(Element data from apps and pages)
_ _ _ _ _
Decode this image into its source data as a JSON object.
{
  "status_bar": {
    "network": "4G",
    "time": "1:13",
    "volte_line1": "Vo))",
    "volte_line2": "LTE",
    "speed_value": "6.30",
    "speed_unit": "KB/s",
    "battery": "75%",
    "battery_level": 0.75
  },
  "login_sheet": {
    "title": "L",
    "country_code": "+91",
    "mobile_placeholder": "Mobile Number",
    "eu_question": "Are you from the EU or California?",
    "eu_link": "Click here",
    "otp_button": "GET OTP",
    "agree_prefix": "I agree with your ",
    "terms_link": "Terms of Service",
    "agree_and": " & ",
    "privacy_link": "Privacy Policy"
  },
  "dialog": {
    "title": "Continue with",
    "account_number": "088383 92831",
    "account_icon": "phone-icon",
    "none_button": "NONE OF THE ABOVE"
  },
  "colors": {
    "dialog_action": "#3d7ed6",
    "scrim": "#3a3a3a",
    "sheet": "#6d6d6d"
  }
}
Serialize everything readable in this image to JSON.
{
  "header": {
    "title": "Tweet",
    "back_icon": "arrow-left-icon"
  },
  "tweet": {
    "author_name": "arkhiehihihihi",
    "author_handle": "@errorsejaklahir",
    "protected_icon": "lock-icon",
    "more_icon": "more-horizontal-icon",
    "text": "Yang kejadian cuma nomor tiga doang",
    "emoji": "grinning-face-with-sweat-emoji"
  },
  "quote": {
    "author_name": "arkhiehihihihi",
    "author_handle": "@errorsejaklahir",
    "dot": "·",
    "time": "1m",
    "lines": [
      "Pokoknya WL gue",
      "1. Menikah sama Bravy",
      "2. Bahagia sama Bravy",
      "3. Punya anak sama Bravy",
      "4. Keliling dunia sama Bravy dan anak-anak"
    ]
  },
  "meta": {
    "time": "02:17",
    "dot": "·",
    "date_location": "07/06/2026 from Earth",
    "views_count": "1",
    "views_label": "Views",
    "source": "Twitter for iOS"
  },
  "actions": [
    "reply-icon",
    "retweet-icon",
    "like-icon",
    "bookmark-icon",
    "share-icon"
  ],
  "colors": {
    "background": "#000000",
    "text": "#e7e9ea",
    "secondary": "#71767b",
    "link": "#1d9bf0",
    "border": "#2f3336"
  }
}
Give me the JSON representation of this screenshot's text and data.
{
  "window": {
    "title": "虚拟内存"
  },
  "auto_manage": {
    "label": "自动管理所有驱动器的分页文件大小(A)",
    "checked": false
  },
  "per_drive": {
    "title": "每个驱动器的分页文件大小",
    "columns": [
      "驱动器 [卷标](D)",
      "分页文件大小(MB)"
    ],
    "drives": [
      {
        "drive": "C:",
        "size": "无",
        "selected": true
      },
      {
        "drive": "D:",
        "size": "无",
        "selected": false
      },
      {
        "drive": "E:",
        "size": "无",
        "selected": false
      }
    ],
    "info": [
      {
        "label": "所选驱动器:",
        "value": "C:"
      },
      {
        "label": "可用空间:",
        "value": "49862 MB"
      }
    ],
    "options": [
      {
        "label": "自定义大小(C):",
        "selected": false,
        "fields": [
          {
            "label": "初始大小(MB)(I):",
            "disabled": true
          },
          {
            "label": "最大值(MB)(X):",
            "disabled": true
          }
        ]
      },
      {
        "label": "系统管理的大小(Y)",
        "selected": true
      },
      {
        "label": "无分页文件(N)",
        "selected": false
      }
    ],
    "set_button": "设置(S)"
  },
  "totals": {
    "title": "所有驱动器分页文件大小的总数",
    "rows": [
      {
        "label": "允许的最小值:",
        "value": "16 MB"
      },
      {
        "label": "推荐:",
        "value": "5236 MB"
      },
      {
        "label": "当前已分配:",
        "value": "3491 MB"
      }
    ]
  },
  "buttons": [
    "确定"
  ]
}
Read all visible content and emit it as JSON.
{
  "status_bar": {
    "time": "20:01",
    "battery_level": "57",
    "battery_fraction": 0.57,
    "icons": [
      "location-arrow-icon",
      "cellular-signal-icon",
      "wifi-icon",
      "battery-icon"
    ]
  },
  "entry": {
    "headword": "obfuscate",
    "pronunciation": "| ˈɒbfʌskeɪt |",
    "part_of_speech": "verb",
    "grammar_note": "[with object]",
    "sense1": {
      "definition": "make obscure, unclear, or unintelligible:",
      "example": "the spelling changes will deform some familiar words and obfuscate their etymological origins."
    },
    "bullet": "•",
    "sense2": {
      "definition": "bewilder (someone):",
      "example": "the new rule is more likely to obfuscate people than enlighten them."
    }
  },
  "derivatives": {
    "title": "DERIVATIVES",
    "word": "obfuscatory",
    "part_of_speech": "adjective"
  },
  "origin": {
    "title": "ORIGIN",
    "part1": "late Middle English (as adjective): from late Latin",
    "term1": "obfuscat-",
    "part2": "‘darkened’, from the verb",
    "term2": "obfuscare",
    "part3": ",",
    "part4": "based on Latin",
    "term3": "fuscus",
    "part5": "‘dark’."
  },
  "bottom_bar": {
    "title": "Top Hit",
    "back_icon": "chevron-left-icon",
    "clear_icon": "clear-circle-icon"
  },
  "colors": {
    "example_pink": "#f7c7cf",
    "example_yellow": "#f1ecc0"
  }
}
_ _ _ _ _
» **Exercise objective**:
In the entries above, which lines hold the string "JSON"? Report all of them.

» **Task result**:
Decode this image into its source data as a JSON object.
Serialize everything readable in this image to JSON.
Give me the JSON representation of this screenshot's text and data.
Read all visible content and emit it as JSON.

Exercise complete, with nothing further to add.